Ready to Act: interim report on implementation and recommendations
Progress made so far on supporting allied health professions children and young people (AHP CYP) community and direction for 2018-2020.
At the heart of the AHP CYP journey is a commitment to make the best and most effective use of current resources to fulfil objectives relating to GIRFEC. It is about being open to reform, change and challenge to find ways to utilise resources and properly understand how well we are meeting the needs of CYP, their families and carers, in collaboration and partnership with our colleagues across agencies in Scotland. The economic benefits of preventative proactive early interventions are unlikely to be realised in the short term and require ongoing commitment from those in practice and leadership positions to move from reactive individualised provision to proactive targeted provision.

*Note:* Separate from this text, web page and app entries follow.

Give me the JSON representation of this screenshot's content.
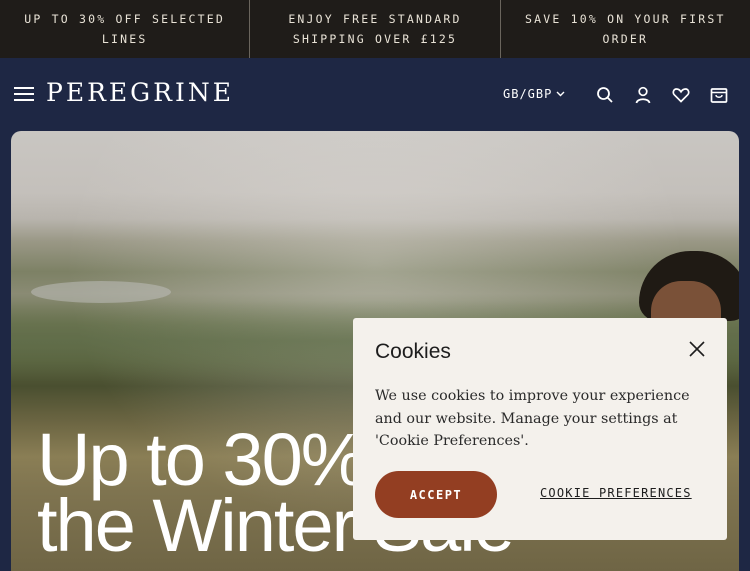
{
  "promo": [
    {
      "text": "UP TO 30% OFF SELECTED LINES"
    },
    {
      "text": "ENJOY FREE STANDARD SHIPPING OVER £125"
    },
    {
      "text": "SAVE 10% ON YOUR FIRST ORDER"
    }
  ],
  "header": {
    "logo": "PEREGRINE",
    "currency": "GB/GBP",
    "icons": [
      "menu-icon",
      "search-icon",
      "account-icon",
      "wishlist-icon",
      "bag-icon"
    ]
  },
  "hero": {
    "heading_line1": "Up to 30%",
    "heading_line2": "the Winter Sale"
  },
  "cookie": {
    "title": "Cookies",
    "body": "We use cookies to improve your experience and our website. Manage your settings at 'Cookie Preferences'.",
    "accept_label": "ACCEPT",
    "preferences_label": "COOKIE PREFERENCES"
  },
  "colors": {
    "header_bg": "#1e2744",
    "promo_bg": "#1f1c19",
    "accept_bg": "#933e22",
    "cookie_bg": "#f4f1ec"
  }
}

The AILP CYP programme requires long-term planning and strategic support to build on the transformational changes already taking place in Scotland and to demonstrate activity to interrupt the intergenerational cycle of poverty and deprivation through a focused collaborative public health workstream. This will require a 5–10-year strategic plan, delivering impact evidence and evaluation of change with respect to AHPs' value and roles in meeting the wellbeing needs of CYP in Scotland at population and individual levels, while supporting and delivering against key policy imperatives based on CYP's rights, engagement, participation and access to information, knowledge and support as and when required.
The development of sustainable, impactful interventions requires collaborative partnership-working based on systematic collection, collation, analysis and reporting of local demographic data to meet local need.
There is still much work to be done. We recognise that this is a transformational journey and that while there is commitment to collaborative change that meets the wellbeing needs of CYP, their families and carers, there are still stories to be heard where services have not met these needs. We need to reflect on these "not so good" stories to progress, and are committed to using real feedback from CYP about their experiences to inform our change journey.
The principles of Ready to Act and this interim report are not just about CYP. They are equally relevant to the outcomes for the adult population of Scotland, and the ambitions are also of importance to the workforce in adult service provision.
By starting with CYP, however, we are more likely to achieve improved health and wellbeing outcomes for the whole population of Scotland in the longer term.
Email: Pauline Beirne
There is a problem
Thanks for your feedback